WORK TO COMPLETE — Whenever a line in the data holds the string "Dönüştür", copy that line.
=====
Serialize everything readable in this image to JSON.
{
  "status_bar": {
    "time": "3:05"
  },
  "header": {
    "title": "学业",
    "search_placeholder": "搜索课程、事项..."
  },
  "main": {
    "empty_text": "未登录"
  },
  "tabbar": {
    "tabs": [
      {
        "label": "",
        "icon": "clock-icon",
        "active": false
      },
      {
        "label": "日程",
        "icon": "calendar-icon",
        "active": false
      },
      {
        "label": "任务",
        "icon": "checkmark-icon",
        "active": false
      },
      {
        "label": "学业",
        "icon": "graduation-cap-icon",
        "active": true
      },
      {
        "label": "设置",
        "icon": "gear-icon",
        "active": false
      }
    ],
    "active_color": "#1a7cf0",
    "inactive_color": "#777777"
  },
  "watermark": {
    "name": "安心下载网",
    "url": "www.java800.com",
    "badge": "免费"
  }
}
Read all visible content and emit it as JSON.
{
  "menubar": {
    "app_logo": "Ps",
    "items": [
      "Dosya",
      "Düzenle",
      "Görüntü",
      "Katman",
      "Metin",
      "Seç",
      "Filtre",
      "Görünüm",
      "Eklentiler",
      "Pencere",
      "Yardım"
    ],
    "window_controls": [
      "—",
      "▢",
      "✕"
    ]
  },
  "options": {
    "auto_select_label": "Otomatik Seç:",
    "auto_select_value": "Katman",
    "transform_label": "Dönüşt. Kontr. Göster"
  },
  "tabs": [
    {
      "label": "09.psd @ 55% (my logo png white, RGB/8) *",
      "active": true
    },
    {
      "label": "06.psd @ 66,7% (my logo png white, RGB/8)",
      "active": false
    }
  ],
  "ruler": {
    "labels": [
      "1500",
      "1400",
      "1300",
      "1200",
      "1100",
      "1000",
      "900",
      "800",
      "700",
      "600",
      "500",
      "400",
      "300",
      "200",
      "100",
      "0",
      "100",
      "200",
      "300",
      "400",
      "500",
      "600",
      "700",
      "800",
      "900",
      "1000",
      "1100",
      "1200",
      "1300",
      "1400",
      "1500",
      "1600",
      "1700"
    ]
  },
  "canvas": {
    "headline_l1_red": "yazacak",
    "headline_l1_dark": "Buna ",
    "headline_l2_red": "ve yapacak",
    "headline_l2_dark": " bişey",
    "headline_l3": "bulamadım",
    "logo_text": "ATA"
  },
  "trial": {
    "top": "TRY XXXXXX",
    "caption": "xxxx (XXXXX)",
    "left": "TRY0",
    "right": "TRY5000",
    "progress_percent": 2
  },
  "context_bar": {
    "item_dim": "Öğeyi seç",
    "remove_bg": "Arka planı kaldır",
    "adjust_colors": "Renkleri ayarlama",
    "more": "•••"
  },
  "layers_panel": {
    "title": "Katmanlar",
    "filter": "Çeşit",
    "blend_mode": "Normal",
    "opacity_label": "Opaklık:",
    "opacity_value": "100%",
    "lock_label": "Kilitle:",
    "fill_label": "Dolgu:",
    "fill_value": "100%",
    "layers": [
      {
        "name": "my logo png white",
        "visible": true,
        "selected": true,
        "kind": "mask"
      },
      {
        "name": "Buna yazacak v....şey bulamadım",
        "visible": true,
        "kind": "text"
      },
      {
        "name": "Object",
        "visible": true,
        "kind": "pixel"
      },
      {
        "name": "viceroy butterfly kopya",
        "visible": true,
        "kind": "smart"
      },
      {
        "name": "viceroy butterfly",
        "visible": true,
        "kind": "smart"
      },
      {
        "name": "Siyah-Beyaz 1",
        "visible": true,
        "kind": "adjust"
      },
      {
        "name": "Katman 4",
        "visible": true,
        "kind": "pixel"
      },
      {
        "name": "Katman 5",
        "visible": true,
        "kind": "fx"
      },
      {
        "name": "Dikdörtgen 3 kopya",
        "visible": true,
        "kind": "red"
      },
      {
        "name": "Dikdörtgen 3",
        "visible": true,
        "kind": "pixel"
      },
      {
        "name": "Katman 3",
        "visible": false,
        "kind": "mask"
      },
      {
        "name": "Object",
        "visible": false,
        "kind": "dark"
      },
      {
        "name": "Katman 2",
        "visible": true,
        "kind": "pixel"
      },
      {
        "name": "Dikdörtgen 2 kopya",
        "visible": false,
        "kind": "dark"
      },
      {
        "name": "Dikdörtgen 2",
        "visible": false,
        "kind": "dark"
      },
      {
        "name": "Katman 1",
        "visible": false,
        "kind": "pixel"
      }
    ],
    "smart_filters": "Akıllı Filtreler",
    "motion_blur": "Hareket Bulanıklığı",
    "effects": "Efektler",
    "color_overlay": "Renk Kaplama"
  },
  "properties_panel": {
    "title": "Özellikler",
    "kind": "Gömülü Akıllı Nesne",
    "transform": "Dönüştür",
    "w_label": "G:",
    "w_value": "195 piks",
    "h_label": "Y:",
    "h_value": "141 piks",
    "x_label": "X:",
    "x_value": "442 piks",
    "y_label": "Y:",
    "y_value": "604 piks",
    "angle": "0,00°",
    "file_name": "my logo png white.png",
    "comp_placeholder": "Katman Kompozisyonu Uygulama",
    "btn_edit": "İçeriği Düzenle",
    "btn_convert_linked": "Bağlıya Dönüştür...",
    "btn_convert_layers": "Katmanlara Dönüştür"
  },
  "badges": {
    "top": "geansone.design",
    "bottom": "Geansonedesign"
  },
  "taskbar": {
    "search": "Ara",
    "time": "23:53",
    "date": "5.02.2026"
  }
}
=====
RESPONSE BOX —
    "transform": "Dönüştür",
    "btn_convert_linked": "Bağlıya Dönüştür...",
    "btn_convert_layers": "Katmanlara Dönüştür"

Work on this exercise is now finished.